What is a solar eclipse?
A solar eclipse happens when, at just the right moment, the Moon passes between the Sun and Earth. Learn all about solar eclipses in this video!
"What Is a Solar Eclipse?" video transcript
Whoa! It’s the middle of the day—so why is the sky getting dark?
It’s a solar eclipse!
A solar eclipse happens when, at just the right moment, the Moon passes between the Sun and Earth.
Sometimes the Moon only blocks part of the Sun’s light. This is called a partial solar eclipse.
Other times, the Moon blocks all of the Sun’s light. This is called a total solar eclipse.
As the Moon blocks the Sun’s light, it casts a shadow on part of the Earth.
The Moon’s shadow creates a trail as Earth rotates. This trail is called the path of totality.
If you want to experience total darkness during an eclipse, you have to be in the path of totality.
In that path, the Moon completely blocks the Sun’s light for a few minutes. It gets so dark that it looks like night time during a full Moon!
If you don’t know what’s happening, it can be confusing. Animals can get confused too.
But this total darkness can also be kind of cool for scientists who study the Sun’s atmosphere, called the corona.
The corona is very dim. It’s usually hard to see because the Sun is so much brighter.
But, when the Moon blocks the Sun’s light during an eclipse, all you can see is the light from the corona!
Total solar eclipses over the land—where people can see them—don’t happen very often.
But when they do happen, the Moon gives scientists—and the rest of us—a glimpse at the corona’s beautiful streams and ribbons. Thanks, Moon!
Find out more about the Sun at NASA Space Place.

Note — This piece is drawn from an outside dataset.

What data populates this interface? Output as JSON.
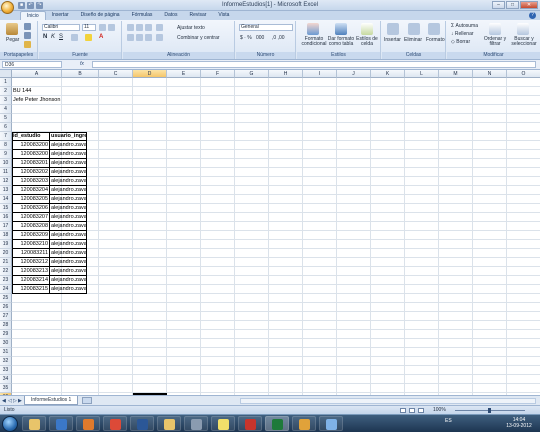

Related Resources for Educators
NASA Solar System Exploration: Eclipses Home
Launchpad: Solar Eclipses
Model a Solar Eclipse